I finished up the end of May with Digital Apollo by David A. Mindell. It is a unique historical account of the challenges faced by designers, engineers, and pilots to successfully integrate man and complex computer systems for the Apollo lunar landings. The book puts into perspective the very different, sometimes conflicting, ideas on how to accomplish the goals of the program. It also demonstrated how building something that would keep people alive in a hostile environment helped drive the focus and execution of everyone involved.
I think we often fail to understand how complex the systems we create truly are and how there are no “simple” or absolute answers on the best ways to solve problems. I am working on a couple of fairly complex projects right now. There is a fair amount of debate about not only how to solve the problem, but on what problem we are actually trying to solve. Hopefully, we will be able to come together to design and build something like the Apollo team did. One small step…

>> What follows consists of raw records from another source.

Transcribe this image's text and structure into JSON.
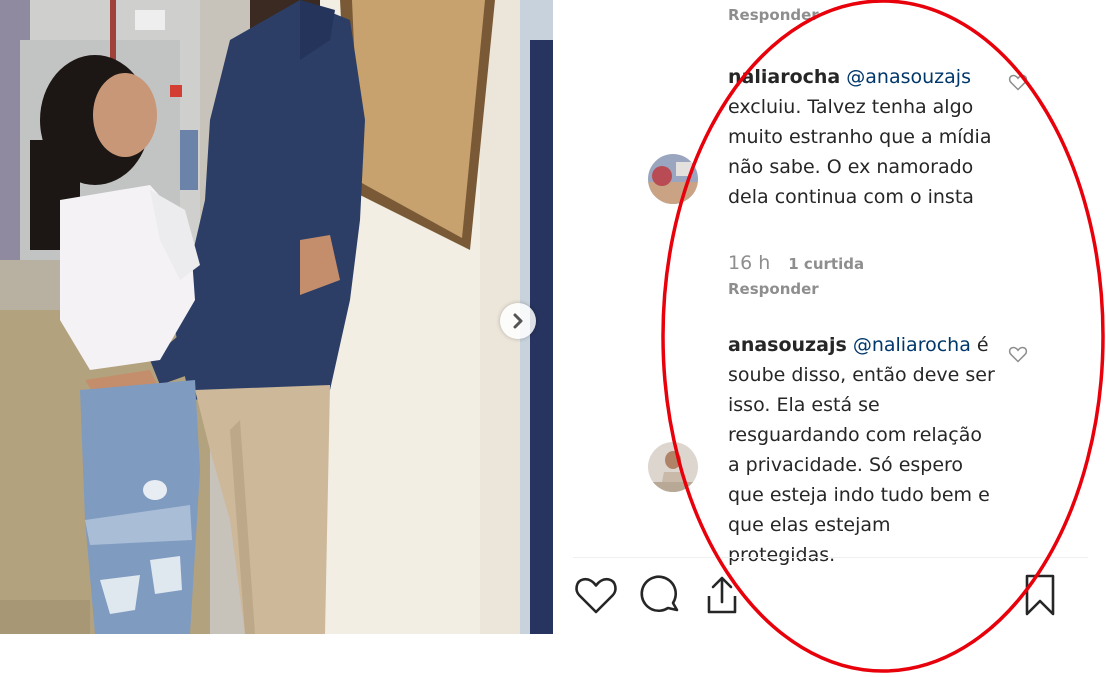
{
  "comments_panel": {
    "top_reply_label": "Responder",
    "comments": [
      {
        "username": "naliarocha",
        "mention": "@anasouzajs",
        "text": "excluiu. Talvez tenha algo muito estranho que a mídia não sabe. O ex namorado dela continua com o insta",
        "time": "16 h",
        "likes": "1 curtida",
        "reply_label": "Responder",
        "avatar_icon": "user-avatar-photo",
        "like_icon": "heart-outline-icon"
      },
      {
        "username": "anasouzajs",
        "mention": "@naliarocha",
        "text": "é soube disso, então deve ser isso. Ela está se resguardando com relação a privacidade. Só espero que esteja indo tudo bem e que elas estejam protegidas.",
        "avatar_icon": "user-avatar-photo",
        "like_icon": "heart-outline-icon"
      }
    ]
  },
  "post_actions": {
    "like_icon": "heart-outline-icon",
    "comment_icon": "comment-bubble-icon",
    "share_icon": "share-upload-icon",
    "save_icon": "bookmark-outline-icon"
  },
  "photo": {
    "next_icon": "chevron-right-icon"
  },
  "colors": {
    "annotation": "#e8000b",
    "meta_gray": "#8e8e8e",
    "mention_blue": "#00376b"
  }
}
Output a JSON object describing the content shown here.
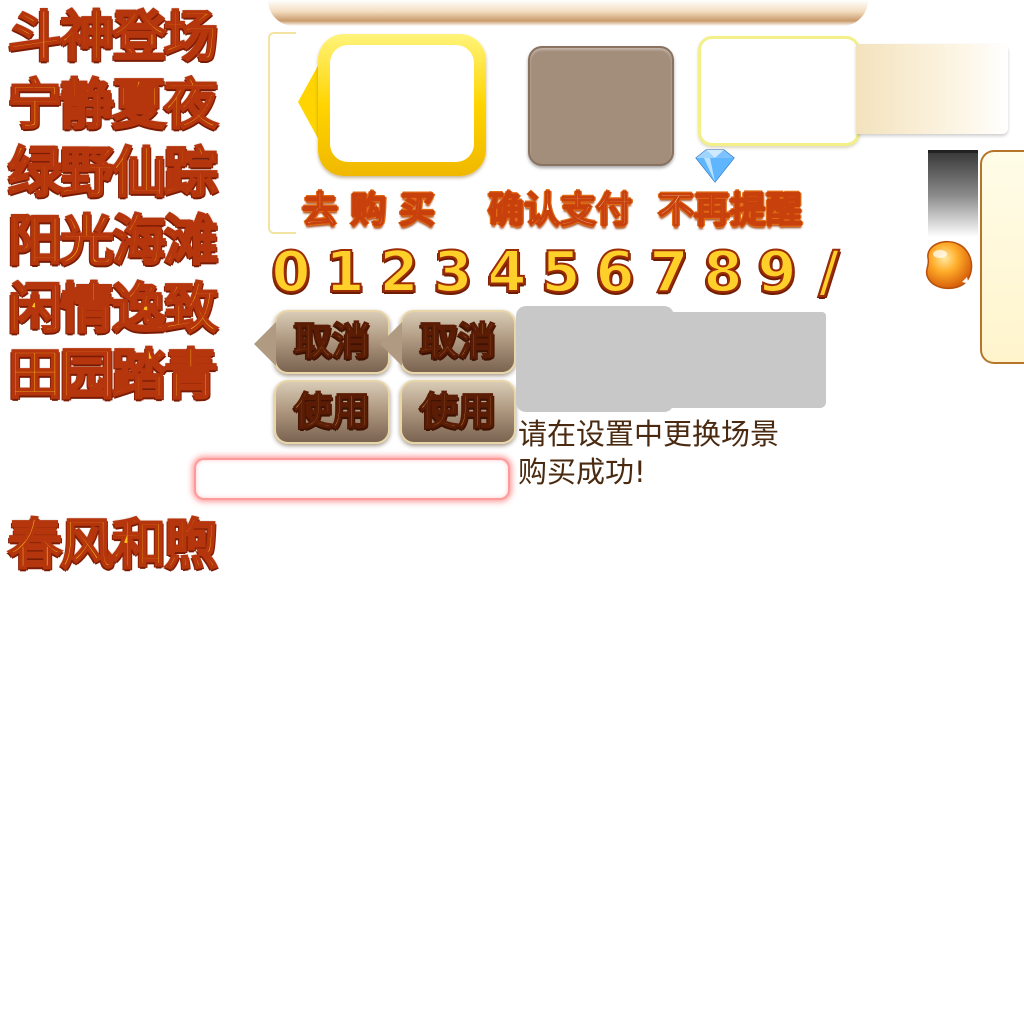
{
  "scene_titles": [
    "斗神登场",
    "宁静夏夜",
    "绿野仙踪",
    "阳光海滩",
    "闲情逸致",
    "田园踏青",
    "春风和煦"
  ],
  "action_labels": {
    "go_buy": "去 购 买",
    "confirm_pay": "确认支付",
    "no_remind": "不再提醒"
  },
  "digits": [
    "0",
    "1",
    "2",
    "3",
    "4",
    "5",
    "6",
    "7",
    "8",
    "9",
    "/"
  ],
  "buttons": {
    "cancel_label": "取消",
    "use_label": "使用"
  },
  "messages": {
    "change_scene_hint": "请在设置中更换场景",
    "purchase_success": "购买成功!"
  },
  "icons": [
    "diamond-gem-icon",
    "orange-bean-icon"
  ],
  "colors": {
    "title_fill": "#ffc21a",
    "title_outline": "#b5360c",
    "orange_outline": "#e06a14",
    "button_brown": "#b09a82",
    "slot_yellow": "#ffd400",
    "slot_brown": "#a38e7c"
  }
}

By David A. Mindell
How human pilots and automated systems worked together to achieve the ultimate in flight—the lunar landings of NASA’s Apollo program
As Apollo 11’s Lunar Module descended toward the moon under automatic control, a program alarm in the guidance computer’s software nearly caused a mission abort. Neil Armstrong responded by switching off the automatic mode and taking direct control. He stopped monitoring the computer and began flying the spacecraft, relying on skill to land it and earning praise for a triumph of human over machine. In Digital Apollo, engineer-historian David Mindell takes this famous moment as a starting point for an exploration of the relationship between humans and computers in the Apollo program. In each of the six Apollo landings, the astronaut in command seized control from the computer and landed with his hand on the stick. Mindell recounts the story of astronauts’ desire to control their spacecraft in parallel with the history of the Apollo Guidance Computer. From the early days of aviation through the birth of spaceflight, test pilots and astronauts sought to be more than “spam in a can” despite the automatic controls, digital computers, and software developed by engineers.
Digital Apollo examines the design and execution of each of the six Apollo moon landings, drawing on transcripts and data telemetry from the flights, astronaut interviews, and NASA’s extensive archives. Mindell’s exploration of how human pilots and automated systems worked together to achieve the ultimate in flight—a lunar landing—traces and reframes the debate over the future of humans and automation in space. The results have implications for any venture in which human roles seem threatened by automated systems, whether it is the work at our desktops or the future of exploration
Published September 30, 2011
376 pages (print)